From academic to academic librarianship

November 14th, 2007

Oddly enough, one of the most difficult questions I had to answer in the interviews for my traineeship was ‘why don’t you want to be an academic?’ I could talk about why I wanted to be an academic librarian until the cows came home – I’m enthusiastic about ways of sharing information, interested in new technologies, I love working with students and staff, and thinking about the future of learning and technologies. However, saying exactly why I didn’t want to be an academic was more difficult.

A lot of the problem was the answer I didn’t want to give: “Being an academic seemed too stressful for me”. For a start, I didn’t, and don’t think librarianship is an easy ride; research suggests I’d be in for a big disappointment if I’d have thought that. However, the kind of pressure that librarians have to put up with is the kind of pressure I thrive under – doing what I can with limited resources, turning round work quickly under high demand, dealing people and technologies, innovating and communicating innovations to others. In addition, I felt this undersold my enthusiasm for being a librarian – I didn’t pick it because it seemed easy compared to something else, but because it sounded interesting and involving, and I’d already gone to the trouble of trying library work and checking I enjoyed it before committing this far.

If asked now, I’d be able to put into words what, at the time, was a gut feeling. I’d say a central part of being a successful academic is advertising yourself. I am not good at this. I have little confidence in my ability to come up with concepts and theories, and only limited faith in my research. It’s not uncommon for female academics to have what is known as imposter syndrome where they think they will never quite be up to their colleagues’ abilities, but I whether I do or don’t suffer from this, I still prefer a career where I can accurately assess my own success. When it comes to libraries I am good at selling a service, however. I have confidence in my ability to come up with plans and strategies, and my belief in the value of the library and information services I provide is fairly unshakeable. But it’s primarily the immediate feedback I get from a happy customer that makes me love library work, and you just don’t get that in academia – let’s just say academia and I are not a good organisational fit.

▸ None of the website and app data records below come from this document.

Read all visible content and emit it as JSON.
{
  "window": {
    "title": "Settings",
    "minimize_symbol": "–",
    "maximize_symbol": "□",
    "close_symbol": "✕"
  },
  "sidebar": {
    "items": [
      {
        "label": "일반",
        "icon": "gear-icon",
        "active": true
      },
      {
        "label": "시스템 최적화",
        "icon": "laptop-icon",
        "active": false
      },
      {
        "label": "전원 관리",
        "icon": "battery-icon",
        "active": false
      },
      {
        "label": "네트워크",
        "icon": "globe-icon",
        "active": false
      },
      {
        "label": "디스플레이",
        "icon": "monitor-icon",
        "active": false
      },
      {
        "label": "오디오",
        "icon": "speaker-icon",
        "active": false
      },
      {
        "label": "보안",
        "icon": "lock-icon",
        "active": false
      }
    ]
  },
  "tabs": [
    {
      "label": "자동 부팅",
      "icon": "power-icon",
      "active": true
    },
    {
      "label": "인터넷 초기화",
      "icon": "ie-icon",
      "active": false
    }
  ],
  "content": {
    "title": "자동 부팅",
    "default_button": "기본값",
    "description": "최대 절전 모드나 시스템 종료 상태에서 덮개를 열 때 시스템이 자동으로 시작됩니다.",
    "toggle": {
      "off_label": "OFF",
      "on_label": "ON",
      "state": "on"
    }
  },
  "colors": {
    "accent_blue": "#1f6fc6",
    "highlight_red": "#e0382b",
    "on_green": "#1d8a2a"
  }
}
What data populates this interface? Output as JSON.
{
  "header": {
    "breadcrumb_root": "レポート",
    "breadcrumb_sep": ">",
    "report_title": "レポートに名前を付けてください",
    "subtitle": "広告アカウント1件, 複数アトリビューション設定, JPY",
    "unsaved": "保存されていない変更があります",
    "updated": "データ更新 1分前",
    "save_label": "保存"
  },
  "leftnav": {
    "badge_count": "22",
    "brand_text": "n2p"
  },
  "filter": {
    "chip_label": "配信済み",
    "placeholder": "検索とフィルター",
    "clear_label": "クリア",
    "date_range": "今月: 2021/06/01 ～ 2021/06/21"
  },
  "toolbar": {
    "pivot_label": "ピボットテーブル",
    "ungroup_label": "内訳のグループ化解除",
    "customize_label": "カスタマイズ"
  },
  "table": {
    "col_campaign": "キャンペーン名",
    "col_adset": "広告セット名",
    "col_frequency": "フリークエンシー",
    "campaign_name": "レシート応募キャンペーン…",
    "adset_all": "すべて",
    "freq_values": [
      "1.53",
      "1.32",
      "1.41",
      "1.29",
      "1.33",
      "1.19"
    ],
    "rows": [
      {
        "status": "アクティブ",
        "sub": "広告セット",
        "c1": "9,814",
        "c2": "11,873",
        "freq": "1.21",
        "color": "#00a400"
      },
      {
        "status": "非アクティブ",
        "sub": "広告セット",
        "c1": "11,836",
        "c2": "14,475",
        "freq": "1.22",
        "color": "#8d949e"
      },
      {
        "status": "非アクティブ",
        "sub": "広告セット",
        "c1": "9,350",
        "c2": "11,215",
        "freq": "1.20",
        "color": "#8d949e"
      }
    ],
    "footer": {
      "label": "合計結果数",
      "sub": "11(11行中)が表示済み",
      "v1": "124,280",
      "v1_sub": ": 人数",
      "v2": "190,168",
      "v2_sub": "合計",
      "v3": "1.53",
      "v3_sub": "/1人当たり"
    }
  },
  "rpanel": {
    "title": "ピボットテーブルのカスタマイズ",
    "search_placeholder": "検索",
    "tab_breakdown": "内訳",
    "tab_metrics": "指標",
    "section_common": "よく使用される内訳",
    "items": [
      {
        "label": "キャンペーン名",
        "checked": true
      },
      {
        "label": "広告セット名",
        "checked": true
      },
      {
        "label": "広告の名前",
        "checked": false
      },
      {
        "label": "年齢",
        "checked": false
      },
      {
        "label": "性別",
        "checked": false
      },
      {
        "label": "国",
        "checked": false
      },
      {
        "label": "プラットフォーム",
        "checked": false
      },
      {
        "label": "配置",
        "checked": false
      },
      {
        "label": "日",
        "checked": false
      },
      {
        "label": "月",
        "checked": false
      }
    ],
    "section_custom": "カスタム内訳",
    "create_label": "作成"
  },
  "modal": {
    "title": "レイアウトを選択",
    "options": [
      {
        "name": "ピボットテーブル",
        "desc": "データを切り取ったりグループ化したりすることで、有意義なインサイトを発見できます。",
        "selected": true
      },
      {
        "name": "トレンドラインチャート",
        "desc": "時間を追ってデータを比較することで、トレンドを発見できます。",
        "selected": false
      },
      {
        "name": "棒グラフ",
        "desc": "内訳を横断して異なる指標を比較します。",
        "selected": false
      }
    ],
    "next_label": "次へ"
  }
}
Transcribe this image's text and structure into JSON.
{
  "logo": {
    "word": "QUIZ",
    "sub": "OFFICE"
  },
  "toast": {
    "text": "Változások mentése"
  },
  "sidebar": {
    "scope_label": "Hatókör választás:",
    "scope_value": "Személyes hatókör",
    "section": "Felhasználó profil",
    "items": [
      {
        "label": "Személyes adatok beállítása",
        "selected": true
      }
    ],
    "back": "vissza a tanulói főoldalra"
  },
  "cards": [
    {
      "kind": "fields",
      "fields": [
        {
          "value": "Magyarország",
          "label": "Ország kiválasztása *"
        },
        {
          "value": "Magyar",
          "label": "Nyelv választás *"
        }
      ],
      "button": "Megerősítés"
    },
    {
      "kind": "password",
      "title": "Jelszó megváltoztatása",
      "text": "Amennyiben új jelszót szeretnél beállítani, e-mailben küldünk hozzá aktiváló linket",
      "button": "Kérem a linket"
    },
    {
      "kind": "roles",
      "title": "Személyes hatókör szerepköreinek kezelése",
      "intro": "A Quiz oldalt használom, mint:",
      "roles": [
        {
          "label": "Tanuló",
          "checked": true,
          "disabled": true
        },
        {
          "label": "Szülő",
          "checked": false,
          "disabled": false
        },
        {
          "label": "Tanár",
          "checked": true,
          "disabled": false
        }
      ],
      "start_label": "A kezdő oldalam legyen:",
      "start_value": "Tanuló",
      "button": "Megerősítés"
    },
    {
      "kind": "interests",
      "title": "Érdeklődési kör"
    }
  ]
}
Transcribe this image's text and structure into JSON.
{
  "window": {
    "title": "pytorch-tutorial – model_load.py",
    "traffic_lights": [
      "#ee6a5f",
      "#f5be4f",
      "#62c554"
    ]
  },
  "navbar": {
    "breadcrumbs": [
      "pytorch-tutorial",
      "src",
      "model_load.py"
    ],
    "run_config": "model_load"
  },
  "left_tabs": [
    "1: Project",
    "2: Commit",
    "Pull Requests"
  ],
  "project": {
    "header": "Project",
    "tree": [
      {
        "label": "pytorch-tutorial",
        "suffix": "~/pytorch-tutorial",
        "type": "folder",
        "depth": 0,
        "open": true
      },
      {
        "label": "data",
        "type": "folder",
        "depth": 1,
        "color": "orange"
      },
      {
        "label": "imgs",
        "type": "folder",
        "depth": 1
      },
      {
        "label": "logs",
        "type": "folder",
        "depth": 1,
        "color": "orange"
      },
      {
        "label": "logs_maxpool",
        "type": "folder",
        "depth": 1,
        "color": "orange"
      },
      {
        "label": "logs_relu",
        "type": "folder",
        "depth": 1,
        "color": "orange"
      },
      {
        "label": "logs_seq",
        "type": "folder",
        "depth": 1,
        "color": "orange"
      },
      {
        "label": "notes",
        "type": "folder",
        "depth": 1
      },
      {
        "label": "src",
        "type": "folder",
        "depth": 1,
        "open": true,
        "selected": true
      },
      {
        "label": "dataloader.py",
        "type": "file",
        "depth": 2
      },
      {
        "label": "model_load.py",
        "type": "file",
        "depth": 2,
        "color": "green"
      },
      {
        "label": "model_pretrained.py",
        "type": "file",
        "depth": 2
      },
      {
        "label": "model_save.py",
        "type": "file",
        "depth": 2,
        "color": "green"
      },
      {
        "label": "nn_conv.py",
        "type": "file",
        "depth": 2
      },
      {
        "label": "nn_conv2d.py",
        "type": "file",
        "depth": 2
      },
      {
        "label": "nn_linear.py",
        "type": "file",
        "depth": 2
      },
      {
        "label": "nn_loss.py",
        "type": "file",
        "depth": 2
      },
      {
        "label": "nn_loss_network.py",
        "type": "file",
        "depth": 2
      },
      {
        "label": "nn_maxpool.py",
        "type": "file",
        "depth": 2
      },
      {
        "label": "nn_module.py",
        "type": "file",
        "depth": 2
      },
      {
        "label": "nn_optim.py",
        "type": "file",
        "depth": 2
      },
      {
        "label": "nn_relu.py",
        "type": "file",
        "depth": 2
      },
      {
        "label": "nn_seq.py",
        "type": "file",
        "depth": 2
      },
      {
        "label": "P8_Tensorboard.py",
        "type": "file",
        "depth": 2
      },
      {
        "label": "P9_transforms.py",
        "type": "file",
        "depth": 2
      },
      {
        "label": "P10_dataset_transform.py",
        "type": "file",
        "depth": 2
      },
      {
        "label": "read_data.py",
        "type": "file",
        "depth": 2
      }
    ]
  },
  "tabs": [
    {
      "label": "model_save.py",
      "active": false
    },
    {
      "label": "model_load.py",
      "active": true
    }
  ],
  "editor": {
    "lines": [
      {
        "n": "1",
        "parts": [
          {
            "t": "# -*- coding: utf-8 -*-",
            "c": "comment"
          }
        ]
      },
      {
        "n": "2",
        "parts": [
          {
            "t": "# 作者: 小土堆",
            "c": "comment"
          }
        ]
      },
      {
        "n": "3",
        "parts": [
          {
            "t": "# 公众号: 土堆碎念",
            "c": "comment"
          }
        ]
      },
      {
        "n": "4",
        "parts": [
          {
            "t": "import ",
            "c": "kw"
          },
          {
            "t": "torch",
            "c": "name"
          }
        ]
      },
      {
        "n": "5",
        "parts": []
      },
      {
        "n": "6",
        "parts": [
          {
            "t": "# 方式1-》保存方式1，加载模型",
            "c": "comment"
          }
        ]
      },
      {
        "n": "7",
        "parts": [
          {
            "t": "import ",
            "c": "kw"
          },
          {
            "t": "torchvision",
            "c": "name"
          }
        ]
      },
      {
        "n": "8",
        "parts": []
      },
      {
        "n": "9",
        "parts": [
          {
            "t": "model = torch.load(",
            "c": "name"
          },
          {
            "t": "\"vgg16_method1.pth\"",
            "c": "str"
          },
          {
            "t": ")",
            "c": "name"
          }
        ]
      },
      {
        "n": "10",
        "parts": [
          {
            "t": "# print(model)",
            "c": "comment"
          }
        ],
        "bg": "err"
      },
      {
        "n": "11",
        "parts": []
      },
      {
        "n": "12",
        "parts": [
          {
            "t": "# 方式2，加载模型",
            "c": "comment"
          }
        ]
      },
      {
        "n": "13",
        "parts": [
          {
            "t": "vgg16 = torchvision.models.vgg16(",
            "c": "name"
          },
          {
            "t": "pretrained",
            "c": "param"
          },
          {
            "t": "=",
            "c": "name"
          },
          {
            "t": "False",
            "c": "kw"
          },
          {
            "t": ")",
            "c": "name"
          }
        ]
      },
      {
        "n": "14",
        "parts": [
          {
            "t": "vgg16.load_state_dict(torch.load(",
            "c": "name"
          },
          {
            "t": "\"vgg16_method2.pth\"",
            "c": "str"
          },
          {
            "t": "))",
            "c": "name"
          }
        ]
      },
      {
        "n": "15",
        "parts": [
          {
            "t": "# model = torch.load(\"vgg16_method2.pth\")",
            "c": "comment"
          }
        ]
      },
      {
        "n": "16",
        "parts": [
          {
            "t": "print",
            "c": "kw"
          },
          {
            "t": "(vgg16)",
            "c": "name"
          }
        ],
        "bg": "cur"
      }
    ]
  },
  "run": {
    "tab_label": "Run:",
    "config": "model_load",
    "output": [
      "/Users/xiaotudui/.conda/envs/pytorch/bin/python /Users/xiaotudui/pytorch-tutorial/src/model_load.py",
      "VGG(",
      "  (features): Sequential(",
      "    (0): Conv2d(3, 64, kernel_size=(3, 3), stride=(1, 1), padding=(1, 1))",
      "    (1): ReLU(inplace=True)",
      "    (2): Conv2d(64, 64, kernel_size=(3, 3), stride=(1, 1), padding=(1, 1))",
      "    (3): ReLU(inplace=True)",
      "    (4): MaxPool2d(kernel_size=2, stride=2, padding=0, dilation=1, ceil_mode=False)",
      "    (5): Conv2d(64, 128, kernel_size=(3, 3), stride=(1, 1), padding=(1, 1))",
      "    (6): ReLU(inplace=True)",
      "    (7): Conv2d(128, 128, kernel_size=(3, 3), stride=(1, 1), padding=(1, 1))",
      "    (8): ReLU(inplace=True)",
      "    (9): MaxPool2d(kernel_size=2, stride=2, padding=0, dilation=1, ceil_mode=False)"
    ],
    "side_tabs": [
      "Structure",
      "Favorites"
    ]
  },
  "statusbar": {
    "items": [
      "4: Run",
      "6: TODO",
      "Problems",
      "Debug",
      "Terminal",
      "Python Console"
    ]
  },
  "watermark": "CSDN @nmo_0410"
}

Anyway, so I finally have an answer to the big question, too late for the last set of interviews, but in time for the next lot, should I get asked! Now I’ll never have to sit there, nursing the answer I don’t want to give again.